> EXERCISE PROMPT
The answer must be every line of the records below that contains the word "NZDJPY".

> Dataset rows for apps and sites

+---+

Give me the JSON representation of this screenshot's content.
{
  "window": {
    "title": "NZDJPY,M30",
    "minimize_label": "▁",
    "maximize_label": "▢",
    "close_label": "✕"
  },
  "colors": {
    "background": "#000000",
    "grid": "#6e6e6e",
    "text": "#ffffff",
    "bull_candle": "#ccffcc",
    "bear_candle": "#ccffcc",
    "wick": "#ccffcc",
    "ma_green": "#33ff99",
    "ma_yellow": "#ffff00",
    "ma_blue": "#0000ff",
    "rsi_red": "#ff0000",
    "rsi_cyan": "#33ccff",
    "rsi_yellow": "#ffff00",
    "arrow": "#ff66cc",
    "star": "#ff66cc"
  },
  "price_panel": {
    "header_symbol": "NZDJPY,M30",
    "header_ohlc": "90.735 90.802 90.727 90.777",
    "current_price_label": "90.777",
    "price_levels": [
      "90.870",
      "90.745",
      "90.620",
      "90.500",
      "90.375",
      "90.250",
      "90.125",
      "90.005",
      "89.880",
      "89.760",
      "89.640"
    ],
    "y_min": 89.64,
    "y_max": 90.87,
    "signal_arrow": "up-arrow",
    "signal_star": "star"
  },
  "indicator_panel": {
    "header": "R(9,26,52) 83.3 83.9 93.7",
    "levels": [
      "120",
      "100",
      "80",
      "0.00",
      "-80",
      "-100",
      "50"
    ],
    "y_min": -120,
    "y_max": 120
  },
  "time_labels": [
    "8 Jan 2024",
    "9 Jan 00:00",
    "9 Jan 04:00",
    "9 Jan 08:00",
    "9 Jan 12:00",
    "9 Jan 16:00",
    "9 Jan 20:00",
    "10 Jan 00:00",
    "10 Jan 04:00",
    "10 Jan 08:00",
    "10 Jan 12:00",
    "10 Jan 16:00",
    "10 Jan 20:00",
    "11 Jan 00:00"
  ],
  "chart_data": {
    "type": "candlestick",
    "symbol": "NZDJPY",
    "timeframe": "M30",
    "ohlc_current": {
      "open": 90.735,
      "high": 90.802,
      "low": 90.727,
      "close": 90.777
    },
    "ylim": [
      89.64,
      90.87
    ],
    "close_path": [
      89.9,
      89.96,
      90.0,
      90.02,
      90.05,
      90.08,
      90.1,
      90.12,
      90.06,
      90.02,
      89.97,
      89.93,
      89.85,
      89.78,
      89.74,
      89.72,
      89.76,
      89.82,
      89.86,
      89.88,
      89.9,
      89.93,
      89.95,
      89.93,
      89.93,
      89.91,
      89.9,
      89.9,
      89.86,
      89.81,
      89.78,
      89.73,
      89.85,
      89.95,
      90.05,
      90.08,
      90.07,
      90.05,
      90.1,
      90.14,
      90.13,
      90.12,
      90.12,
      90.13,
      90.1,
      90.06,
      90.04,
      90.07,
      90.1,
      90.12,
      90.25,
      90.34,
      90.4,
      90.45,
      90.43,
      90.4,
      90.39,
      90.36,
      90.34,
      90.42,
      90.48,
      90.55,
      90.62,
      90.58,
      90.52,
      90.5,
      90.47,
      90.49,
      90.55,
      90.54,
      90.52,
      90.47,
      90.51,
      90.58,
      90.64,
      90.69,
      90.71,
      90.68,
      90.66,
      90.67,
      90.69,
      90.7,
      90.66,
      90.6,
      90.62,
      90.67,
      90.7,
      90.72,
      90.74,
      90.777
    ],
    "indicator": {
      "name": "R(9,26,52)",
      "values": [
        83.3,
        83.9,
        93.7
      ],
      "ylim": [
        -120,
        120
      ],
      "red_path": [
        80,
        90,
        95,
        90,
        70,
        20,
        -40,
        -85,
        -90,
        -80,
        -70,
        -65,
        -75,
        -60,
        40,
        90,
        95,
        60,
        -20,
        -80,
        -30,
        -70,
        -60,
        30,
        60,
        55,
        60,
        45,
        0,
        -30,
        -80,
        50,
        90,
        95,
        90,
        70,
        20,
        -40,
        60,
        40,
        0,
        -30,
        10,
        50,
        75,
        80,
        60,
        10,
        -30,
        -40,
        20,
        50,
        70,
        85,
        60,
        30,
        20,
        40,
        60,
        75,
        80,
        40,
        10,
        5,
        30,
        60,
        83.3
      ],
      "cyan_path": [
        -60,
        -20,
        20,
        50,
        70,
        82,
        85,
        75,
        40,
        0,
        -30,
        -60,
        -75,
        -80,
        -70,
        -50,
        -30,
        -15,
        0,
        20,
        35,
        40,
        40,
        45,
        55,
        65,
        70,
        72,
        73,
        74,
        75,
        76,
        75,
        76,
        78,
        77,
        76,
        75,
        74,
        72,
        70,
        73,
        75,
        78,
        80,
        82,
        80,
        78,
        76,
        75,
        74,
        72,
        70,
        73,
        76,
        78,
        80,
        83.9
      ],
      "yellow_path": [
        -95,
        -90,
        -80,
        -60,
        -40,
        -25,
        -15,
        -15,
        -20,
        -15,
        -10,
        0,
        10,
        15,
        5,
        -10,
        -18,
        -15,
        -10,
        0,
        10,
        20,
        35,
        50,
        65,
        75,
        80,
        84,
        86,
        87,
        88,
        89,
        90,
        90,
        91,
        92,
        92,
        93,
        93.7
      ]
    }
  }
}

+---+

> RESPONSE AREA
    "title": "NZDJPY,M30",
    "header_symbol": "NZDJPY,M30",
    "symbol": "NZDJPY",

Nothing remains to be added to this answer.